Posts Tagged ‘corporate irresponsibility’

The pressing need for adult supervision

June 4, 2010

Lord of the Flies is disturbing because it reveals a few dark insights about human nature.  Left to their own devices, the juvenile characters in the book become tribal, authoritarian, superstitious, punitive and reactionary.  Their perspective becomes increasingly divorced from reality and their new, irrational perceptions are reinforced by group thinking and the collective persecution of the weak.

The book springs to mind because it’s recently occurred to me how strongly the behavior of BP resembles the type of behavior I expect from a little girl I look after, and that of very young children in general.

Rose, let’s call her,  being three, is completely unruffled by precautionary concerns.  If she wants to run through the house in her sock feet, she simply can not see the sharp edges and slippery floors surrounding her or contemplate the danger they present.  She can’t grasp that her motor skills are less than precise even without perils lurking at every corner.  If I tell her it’s dangerous to run in the house, she does not believe me.  From her perspective, it’s ludicrous to suggest that it is an undesirable activity.  How could it be when she so desperately wants to do it?

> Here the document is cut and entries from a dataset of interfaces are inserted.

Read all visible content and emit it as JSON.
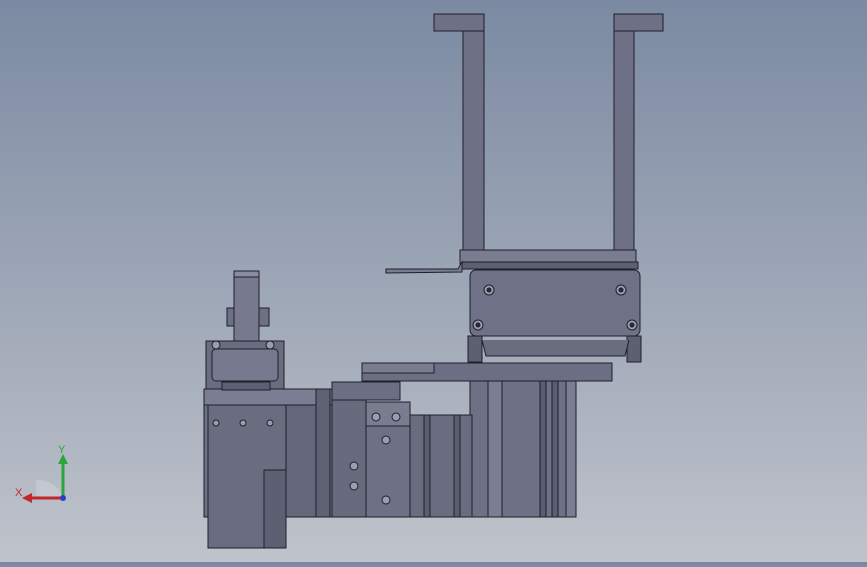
{
  "viewport": {
    "background_top": "#7b8aa2",
    "background_bottom": "#bfc3cb",
    "part_fill": "#6e7185",
    "part_fill_dark": "#56596b",
    "part_fill_light": "#82859a",
    "edge_color": "#1d1f2a"
  },
  "triad": {
    "x_label": "X",
    "y_label": "Y",
    "x_color": "#c0282a",
    "y_color": "#2aa53a",
    "z_color": "#2a3fc8",
    "icon": "axis-triad-icon"
  }
}
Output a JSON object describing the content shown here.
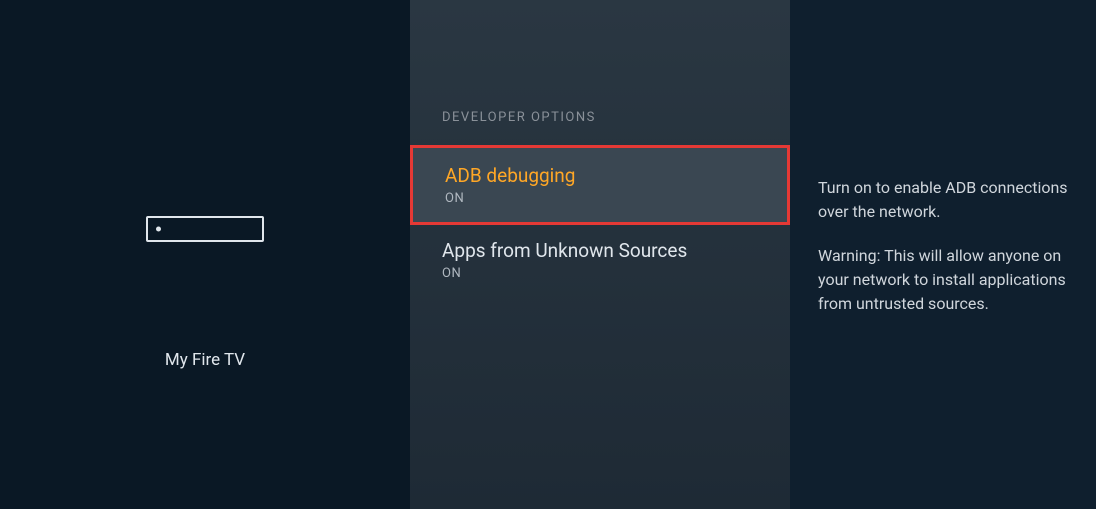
{
  "leftPanel": {
    "deviceLabel": "My Fire TV"
  },
  "middlePanel": {
    "sectionHeader": "DEVELOPER OPTIONS",
    "options": [
      {
        "title": "ADB debugging",
        "status": "ON"
      },
      {
        "title": "Apps from Unknown Sources",
        "status": "ON"
      }
    ]
  },
  "rightPanel": {
    "description1": "Turn on to enable ADB connections over the network.",
    "description2": "Warning: This will allow anyone on your network to install applications from untrusted sources."
  }
}
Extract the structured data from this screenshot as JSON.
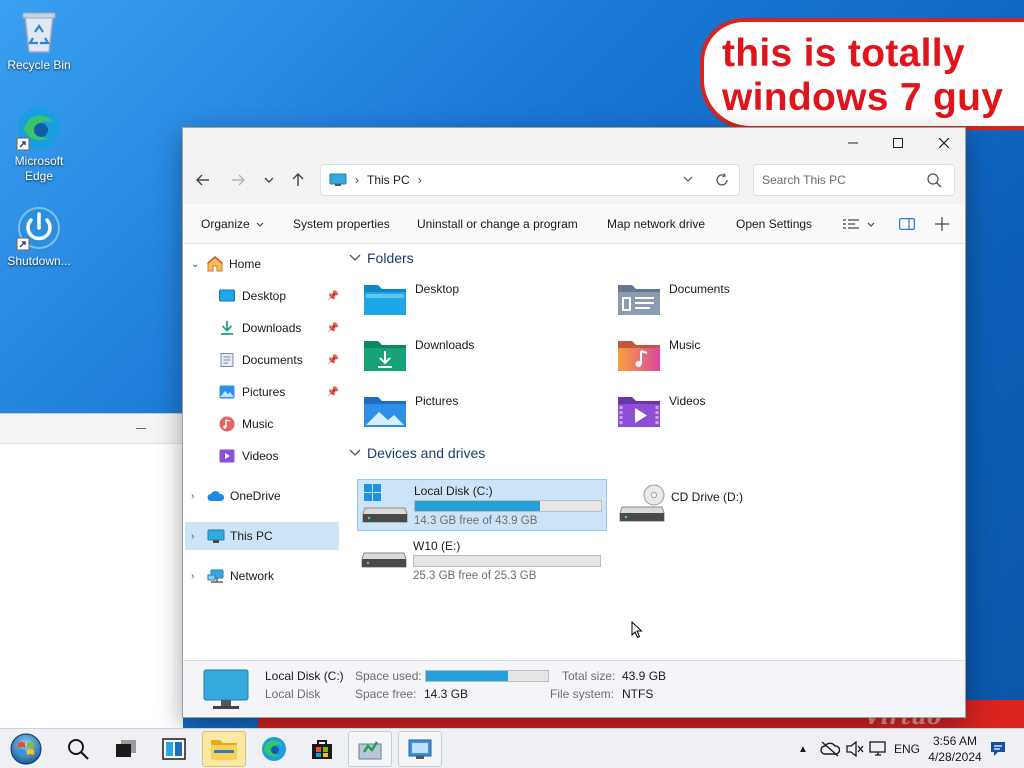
{
  "desktop": {
    "icons": [
      {
        "label": "Recycle Bin"
      },
      {
        "label": "Microsoft Edge"
      },
      {
        "label": "Shutdown..."
      }
    ],
    "overlay_text": "this is totally windows 7 guy",
    "watermark": "Virtuo"
  },
  "window": {
    "address": {
      "path": [
        "This PC"
      ]
    },
    "search": {
      "placeholder": "Search This PC"
    },
    "commands": [
      "Organize",
      "System properties",
      "Uninstall or change a program",
      "Map network drive",
      "Open Settings"
    ],
    "nav": {
      "home": "Home",
      "quick_access": [
        {
          "label": "Desktop",
          "pinned": true
        },
        {
          "label": "Downloads",
          "pinned": true
        },
        {
          "label": "Documents",
          "pinned": true
        },
        {
          "label": "Pictures",
          "pinned": true
        },
        {
          "label": "Music",
          "pinned": false
        },
        {
          "label": "Videos",
          "pinned": false
        }
      ],
      "onedrive": "OneDrive",
      "this_pc": "This PC",
      "network": "Network"
    },
    "folders_header": "Folders",
    "folders": [
      {
        "name": "Desktop",
        "icon": "desktop-folder-icon",
        "color": "#1ea7e8"
      },
      {
        "name": "Documents",
        "icon": "documents-folder-icon",
        "color": "#7d8ea4"
      },
      {
        "name": "Downloads",
        "icon": "downloads-folder-icon",
        "color": "#16a37a"
      },
      {
        "name": "Music",
        "icon": "music-folder-icon",
        "color": "#e8605f"
      },
      {
        "name": "Pictures",
        "icon": "pictures-folder-icon",
        "color": "#2f8fe6"
      },
      {
        "name": "Videos",
        "icon": "videos-folder-icon",
        "color": "#8e4fd6"
      }
    ],
    "drives_header": "Devices and drives",
    "drives": [
      {
        "name": "Local Disk (C:)",
        "free": "14.3 GB free of 43.9 GB",
        "used_fraction": 0.674
      },
      {
        "name": "W10 (E:)",
        "free": "25.3 GB free of 25.3 GB",
        "used_fraction": 0.0
      },
      {
        "name": "CD Drive (D:)"
      }
    ],
    "details": {
      "name": "Local Disk (C:)",
      "type": "Local Disk",
      "space_used_label": "Space used:",
      "space_used_fraction": 0.674,
      "space_free_label": "Space free:",
      "space_free": "14.3 GB",
      "total_size_label": "Total size:",
      "total_size": "43.9 GB",
      "file_system_label": "File system:",
      "file_system": "NTFS"
    }
  },
  "taskbar": {
    "tray": {
      "language": "ENG"
    },
    "clock": {
      "time": "3:56 AM",
      "date": "4/28/2024"
    }
  },
  "colors": {
    "accent": "#26a0da",
    "selection": "#cce4f7",
    "bubble_text": "#e0141a"
  }
}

Rose has injured herself on numerous occasions as a direct result of being inadequately cautious. She’s tripped and fallen on her face, bruised her shins, cut herself, bonked her head repeatedly and nearly put out an eye.  Every time, she considers herself the tragic victim of the brutal hand of fate.  For her, the dangers and potential consequences were unforeseeable.  She demands comfort and sympathy rather than simply making a mental note of each injury in order to adapt her behavior next time she gets an urge to go nuts inside the house.  Every time she hurts herself, it’s terribly unfair from her point of view.

This is all perfectly reasonable – after all, she’s only three.

BP on the other hand (not to mention the rubber-stamping governments who permit them to operate with no oversight whatsoever) is purportedly comprised of grown-ups.

But how do they behave?  Rather than heed warnings of terrible danger and conduct themselves accordingly, they deny the danger exists and carry on doing exactly as they please.  It is inconceivable to them that deep water drilling might be an undesirable activity when the risks are weighed against the gains.  When the dangers become impossible to deny on account of a major catastrophe occurring as a direct consequence of their irresponsible behavior, it was “unforeseeable“, or “an act of God“.  They are the victims and as such they yearn for comfort and consolation from the rest of us.  They resolutely reject the notion that the catastrophe was a consequence of their behavior.  They offer no proposals for how their future behavior might be modified by anything they have learned, and if their behavior since the Exxon Valdez spill is any indication, it will not be modified at all.  meanwhile, the catastrophic consequences of their behavior continue unabated.

It seems to me that BP is behaving like a very small child and has been for a long time.  Perhaps this too is understandable.  Making boatloads of money is probably almost as much fun  for Tony Hayward and his peers as running around the house in sock feet is for Rose.

My question is, where are the grown-ups who ought to be saying “no” to the ludicrously dangerous and minimally rewarding (for the rest of us) activities BP desires to engage in?  The governments of every nation I can think of behave more like playmates to the captains of industry than proper adult supervision.  Cautious voices have been all but completely ostracized from public discourse.  The mainstream media chases after sound bites from leaders who are tribal, authoritarian, superstitious, punitive and reactionary and passes them off as news.  Mainstream commentary has become increasingly divorced from reality and our new, irrational perceptions are reinforced by our collective persecution of the weak.  The most a grown-up can hope for in this day and age is a patronizing pat on the head from the cadre of unsupervised children who are driving this planet so far beyond its capacity to sustain life that it may never recover.

I don’t know if this inverse relationship between wisdom and power will continue for the rest of my days, but since it seems to have endured for the entire history of Western civilization, I have to assume that it will.  It’s enough to make a grown-up feel very much at odds with the world.